“I have a marvelous, marvelous staff. I could only do this if I had supportive and remarkable staff,” Kaplan said. “We have great managers, we have a great events and marketing coordinator, we have a wonderful business manager. The only way I could make this happen is by delegating and trusting the people I have working for me.”
Those employees will be on hand on November 20 when the movie premieres in Florida at the Coral Gables Art Cinema across from Books & Books. Afterward, there will be a Q&A with the director as well as the producers and Standiford.
The movie opens on 500 screens nationwide on November 22, the day before Thanksgiving.
“We’re very pleased that it’s opening on Thanksgiving weekend. The profile of it is going to be really high,” Kaplan said. “The film has a huge amount of humor in it. Dan Stevens is brilliant in it. He’s in almost every scene as Dickens, and he really captures the whole essence of Dickens.”
There will also be a panel discussion of the book and the process of creating the movie at the Miami Book Fair, which Kaplan co-founded.
He’s also hoping to arrange for field trips to theaters for middle and high schoolers in Miami to see the movie.
“It was such a positive experience, taking a book by a friend of mine who I’ve adored through the years, working that through the process, and having his vision come alive on the big screen, and now in Miami, being able to work with the cinema across the street and being able to work with the book fair. It’s been a coming together of a lot of the threads of my own life,” Kaplan said.
He is planning on transforming Books & Books into a Dickens’ wonderland for the holiday season with T-shirts, posters, and books on display. “It’s going to become The Man Who Invented Christmas Christmas for Books & Books,” Kaplan said.
Broadway Books released a movie tie-in edition of Standiford’s novel on September 19 with art from the movie as well as the text of A Christmas Carol. “I’m hoping booksellers can use the movie tie-in edition thematically in many different ways in their stores,” he said.
Kaplan said the movie could also be an inspiration to booksellers for holiday events and displays, including readings of A Christmas Carol. “This film is a remarkable opportunity for booksellers. We’re opening pretty widely, so we’ll be in every major city in every major market,” Kaplan said. “If a bookseller has a film opening near them, there are all kinds of interesting possibilities.”
Some ideas from Kaplan include approaching theaters about selling the movie tie-in book in their lobbies, offering cross-promotional opportunities to drive moviegoers into bookstores and vice versa, and offering a discount on the book to anyone with a ticket stub.
“There have been so many books written about Dickens you could create displays with the biographies,” Kaplan added.
If any bookseller wants to talk with him about a specific idea, Kaplan invites them to e-mail him at email@example.com.
While he is now a movie producer, Kaplan, a former ABA president, said he’ll always be a bookseller first. “My ambition was to be a bookseller, and I’ll continue to be a bookseller, but I’ve always been interested in film ever since I was a kid and in college.
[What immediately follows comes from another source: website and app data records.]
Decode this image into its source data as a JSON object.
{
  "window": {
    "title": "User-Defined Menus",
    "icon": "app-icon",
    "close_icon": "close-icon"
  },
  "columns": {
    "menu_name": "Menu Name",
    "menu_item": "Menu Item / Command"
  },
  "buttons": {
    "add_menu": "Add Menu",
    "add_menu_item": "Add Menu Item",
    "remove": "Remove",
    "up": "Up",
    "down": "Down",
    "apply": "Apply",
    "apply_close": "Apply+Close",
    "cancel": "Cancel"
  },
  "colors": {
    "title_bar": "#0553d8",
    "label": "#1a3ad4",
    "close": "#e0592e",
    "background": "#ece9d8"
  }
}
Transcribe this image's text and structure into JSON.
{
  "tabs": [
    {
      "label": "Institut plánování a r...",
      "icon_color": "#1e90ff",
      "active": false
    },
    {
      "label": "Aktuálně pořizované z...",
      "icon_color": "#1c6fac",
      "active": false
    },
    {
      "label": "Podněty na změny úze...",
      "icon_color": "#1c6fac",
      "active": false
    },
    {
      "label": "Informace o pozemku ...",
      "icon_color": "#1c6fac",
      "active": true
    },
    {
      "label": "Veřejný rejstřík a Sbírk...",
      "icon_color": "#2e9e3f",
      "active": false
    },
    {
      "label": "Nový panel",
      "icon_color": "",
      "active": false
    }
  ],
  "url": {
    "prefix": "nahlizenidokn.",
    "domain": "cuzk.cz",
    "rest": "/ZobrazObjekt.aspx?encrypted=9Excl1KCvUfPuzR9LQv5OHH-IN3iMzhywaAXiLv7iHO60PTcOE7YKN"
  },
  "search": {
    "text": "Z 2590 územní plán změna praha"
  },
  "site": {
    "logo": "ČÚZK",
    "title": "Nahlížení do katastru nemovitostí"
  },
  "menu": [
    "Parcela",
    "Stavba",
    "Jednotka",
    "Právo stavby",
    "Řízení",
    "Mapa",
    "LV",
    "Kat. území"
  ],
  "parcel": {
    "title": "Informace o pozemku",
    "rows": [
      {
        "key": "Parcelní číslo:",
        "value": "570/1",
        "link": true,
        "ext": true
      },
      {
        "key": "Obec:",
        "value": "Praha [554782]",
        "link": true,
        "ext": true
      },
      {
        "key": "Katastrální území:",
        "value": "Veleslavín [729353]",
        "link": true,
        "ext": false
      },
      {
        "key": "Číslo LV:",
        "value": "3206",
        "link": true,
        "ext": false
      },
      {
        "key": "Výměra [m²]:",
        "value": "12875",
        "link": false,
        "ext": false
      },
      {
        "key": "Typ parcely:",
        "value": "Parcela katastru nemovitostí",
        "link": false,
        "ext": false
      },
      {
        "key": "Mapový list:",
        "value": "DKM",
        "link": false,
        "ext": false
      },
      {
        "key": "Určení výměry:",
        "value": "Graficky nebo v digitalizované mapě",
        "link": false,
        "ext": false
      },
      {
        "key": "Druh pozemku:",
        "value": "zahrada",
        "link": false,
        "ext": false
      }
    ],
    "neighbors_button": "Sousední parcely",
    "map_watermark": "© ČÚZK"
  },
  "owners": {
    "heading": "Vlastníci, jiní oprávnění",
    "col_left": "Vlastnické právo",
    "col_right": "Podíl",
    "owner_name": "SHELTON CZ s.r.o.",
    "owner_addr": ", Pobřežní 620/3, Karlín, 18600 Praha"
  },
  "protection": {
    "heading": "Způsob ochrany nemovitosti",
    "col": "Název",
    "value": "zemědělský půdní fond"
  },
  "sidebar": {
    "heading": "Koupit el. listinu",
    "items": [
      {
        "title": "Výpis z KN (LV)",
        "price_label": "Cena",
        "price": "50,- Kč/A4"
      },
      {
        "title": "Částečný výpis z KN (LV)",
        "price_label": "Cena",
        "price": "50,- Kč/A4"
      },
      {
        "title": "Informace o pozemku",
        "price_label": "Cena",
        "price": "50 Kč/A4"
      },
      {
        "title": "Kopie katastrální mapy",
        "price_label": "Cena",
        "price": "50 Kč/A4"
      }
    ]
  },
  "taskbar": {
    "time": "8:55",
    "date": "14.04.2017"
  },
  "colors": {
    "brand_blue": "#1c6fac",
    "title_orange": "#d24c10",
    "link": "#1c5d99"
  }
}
I never thought I’d be a filmmaker,” he said.
Reflecting on the skills he’s gleaned in the years since he founded Books & Books in 1992, Kaplan said many translated to his new endeavor. Books & Books hosts 1,000 author events a year, for instance, and has three cafés.
“One of the things that booksellers don’t completely realize is that in doing what we do, we build up certain skills that are transferrable so that you can tackle new frontiers if it’s something that you’re passionate about,” he said.
Kaplan pointed to Becky Anderson Wilkins, owner of Anderson’s Bookshops in the Naperville, Illinois, area and candidate for Congress, as an example of another bookseller branching out to pursue a second career.
“Booksellers are some of the most talented people I know, and running a bookstore is one of the hardest things that anyone can do,” Kaplan said. “For me, it flowed from what I do, and I think that there might be opportunities in front of people that they are not aware of that flow out of bookselling.”